Your task: Each line of the data must be given back verbatim, with pictures removed.

Data excerpts:
....................
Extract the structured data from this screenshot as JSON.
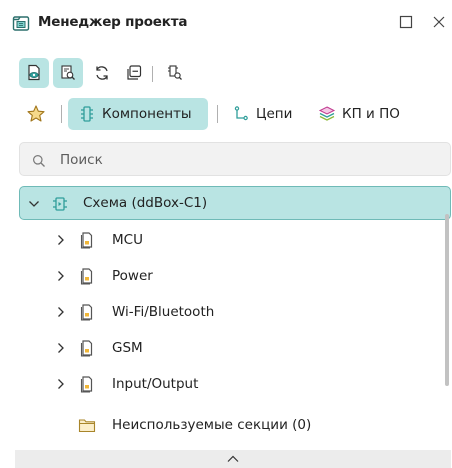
{
  "window": {
    "title": "Менеджер проекта",
    "title_icon": "project-manager-icon",
    "maximize_icon": "maximize-icon",
    "close_icon": "close-icon"
  },
  "toolbar": {
    "buttons": [
      {
        "icon": "document-view-icon",
        "active": true
      },
      {
        "icon": "document-search-icon",
        "active": true
      },
      {
        "icon": "refresh-icon",
        "active": false
      },
      {
        "icon": "collapse-all-icon",
        "active": false
      },
      {
        "icon": "find-component-icon",
        "active": false
      }
    ]
  },
  "tabs": {
    "favorites_icon": "star-icon",
    "items": [
      {
        "label": "Компоненты",
        "icon": "component-icon",
        "active": true
      },
      {
        "label": "Цепи",
        "icon": "net-icon",
        "active": false
      },
      {
        "label": "КП и ПО",
        "icon": "layers-icon",
        "active": false
      }
    ]
  },
  "search": {
    "placeholder": "Поиск",
    "value": ""
  },
  "tree": {
    "root": {
      "label": "Схема (ddBox-C1)",
      "icon": "schematic-icon",
      "expanded": true
    },
    "children": [
      {
        "label": "MCU",
        "icon": "sheet-icon"
      },
      {
        "label": "Power",
        "icon": "sheet-icon"
      },
      {
        "label": "Wi-Fi/Bluetooth",
        "icon": "sheet-icon"
      },
      {
        "label": "GSM",
        "icon": "sheet-icon"
      },
      {
        "label": "Input/Output",
        "icon": "sheet-icon"
      }
    ],
    "unused": {
      "label": "Неиспользуемые секции (0)",
      "icon": "folder-icon"
    }
  },
  "colors": {
    "accent_bg": "#b9e4e3",
    "accent_border": "#6fbab7",
    "icon_stroke": "#3a3a3a",
    "star": "#e8b23a",
    "tab_icon_teal": "#2f9e9a"
  }
}
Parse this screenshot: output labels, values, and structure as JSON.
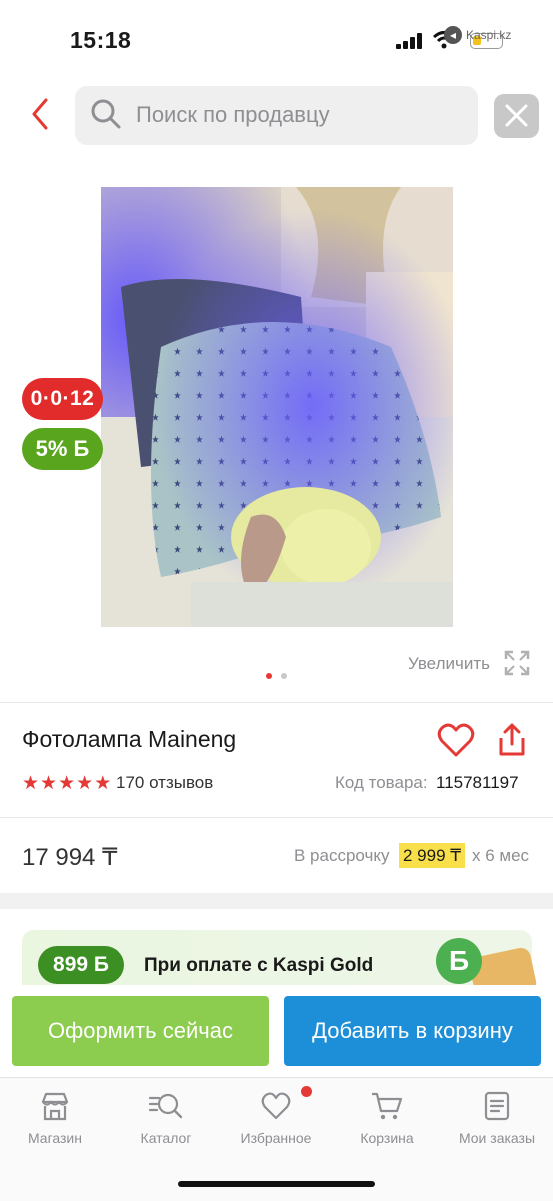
{
  "status_bar": {
    "time": "15:18",
    "source_tag": "Kaspi.kz"
  },
  "search": {
    "placeholder": "Поиск по продавцу"
  },
  "badges": {
    "timer": "0·0·12",
    "bonus": "5% Б"
  },
  "gallery": {
    "enlarge_label": "Увеличить",
    "current_slide": 1,
    "total_slides": 2
  },
  "product": {
    "title": "Фотолампа Maineng",
    "rating": 5,
    "reviews": "170 отзывов",
    "sku_label": "Код товара:",
    "sku_value": "115781197"
  },
  "pricing": {
    "price": "17 994 ₸",
    "installment_label": "В рассрочку",
    "installment_amount": "2 999 ₸",
    "installment_term": "х 6 мес"
  },
  "kaspi_gold": {
    "bonus": "899 Б",
    "text": "При оплате с Kaspi Gold",
    "coin": "Б"
  },
  "actions": {
    "buy_now": "Оформить сейчас",
    "add_to_cart": "Добавить в корзину"
  },
  "tabs": [
    {
      "label": "Магазин",
      "icon": "shop-icon"
    },
    {
      "label": "Каталог",
      "icon": "catalog-search-icon"
    },
    {
      "label": "Избранное",
      "icon": "heart-icon",
      "has_notification": true
    },
    {
      "label": "Корзина",
      "icon": "cart-icon"
    },
    {
      "label": "Мои заказы",
      "icon": "orders-icon"
    }
  ],
  "colors": {
    "brand_red": "#e53935",
    "green": "#8ccc4e",
    "blue": "#1c8fd8",
    "highlight": "#f9e04b"
  }
}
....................
Exercise solution:
Extract the structured data from this screenshot as JSON.
{
  "window": {
    "title": "Менеджер проекта",
    "title_icon": "project-manager-icon",
    "maximize_icon": "maximize-icon",
    "close_icon": "close-icon"
  },
  "toolbar": {
    "buttons": [
      {
        "icon": "document-view-icon",
        "active": true
      },
      {
        "icon": "document-search-icon",
        "active": true
      },
      {
        "icon": "refresh-icon",
        "active": false
      },
      {
        "icon": "collapse-all-icon",
        "active": false
      },
      {
        "icon": "find-component-icon",
        "active": false
      }
    ]
  },
  "tabs": {
    "favorites_icon": "star-icon",
    "items": [
      {
        "label": "Компоненты",
        "icon": "component-icon",
        "active": true
      },
      {
        "label": "Цепи",
        "icon": "net-icon",
        "active": false
      },
      {
        "label": "КП и ПО",
        "icon": "layers-icon",
        "active": false
      }
    ]
  },
  "search": {
    "placeholder": "Поиск",
    "value": ""
  },
  "tree": {
    "root": {
      "label": "Схема (ddBox-C1)",
      "icon": "schematic-icon",
      "expanded": true
    },
    "children": [
      {
        "label": "MCU",
        "icon": "sheet-icon"
      },
      {
        "label": "Power",
        "icon": "sheet-icon"
      },
      {
        "label": "Wi-Fi/Bluetooth",
        "icon": "sheet-icon"
      },
      {
        "label": "GSM",
        "icon": "sheet-icon"
      },
      {
        "label": "Input/Output",
        "icon": "sheet-icon"
      }
    ],
    "unused": {
      "label": "Неиспользуемые секции (0)",
      "icon": "folder-icon"
    }
  },
  "colors": {
    "accent_bg": "#b9e4e3",
    "accent_border": "#6fbab7",
    "icon_stroke": "#3a3a3a",
    "star": "#e8b23a",
    "tab_icon_teal": "#2f9e9a"
  }
}
Parse this screenshot: output labels, values, and structure as JSON.
{
  "status_bar": {
    "time": "15:18",
    "source_tag": "Kaspi.kz"
  },
  "search": {
    "placeholder": "Поиск по продавцу"
  },
  "badges": {
    "timer": "0·0·12",
    "bonus": "5% Б"
  },
  "gallery": {
    "enlarge_label": "Увеличить",
    "current_slide": 1,
    "total_slides": 2
  },
  "product": {
    "title": "Фотолампа Maineng",
    "rating": 5,
    "reviews": "170 отзывов",
    "sku_label": "Код товара:",
    "sku_value": "115781197"
  },
  "pricing": {
    "price": "17 994 ₸",
    "installment_label": "В рассрочку",
    "installment_amount": "2 999 ₸",
    "installment_term": "х 6 мес"
  },
  "kaspi_gold": {
    "bonus": "899 Б",
    "text": "При оплате с Kaspi Gold",
    "coin": "Б"
  },
  "actions": {
    "buy_now": "Оформить сейчас",
    "add_to_cart": "Добавить в корзину"
  },
  "tabs": [
    {
      "label": "Магазин",
      "icon": "shop-icon"
    },
    {
      "label": "Каталог",
      "icon": "catalog-search-icon"
    },
    {
      "label": "Избранное",
      "icon": "heart-icon",
      "has_notification": true
    },
    {
      "label": "Корзина",
      "icon": "cart-icon"
    },
    {
      "label": "Мои заказы",
      "icon": "orders-icon"
    }
  ],
  "colors": {
    "brand_red": "#e53935",
    "green": "#8ccc4e",
    "blue": "#1c8fd8",
    "highlight": "#f9e04b"
  }
}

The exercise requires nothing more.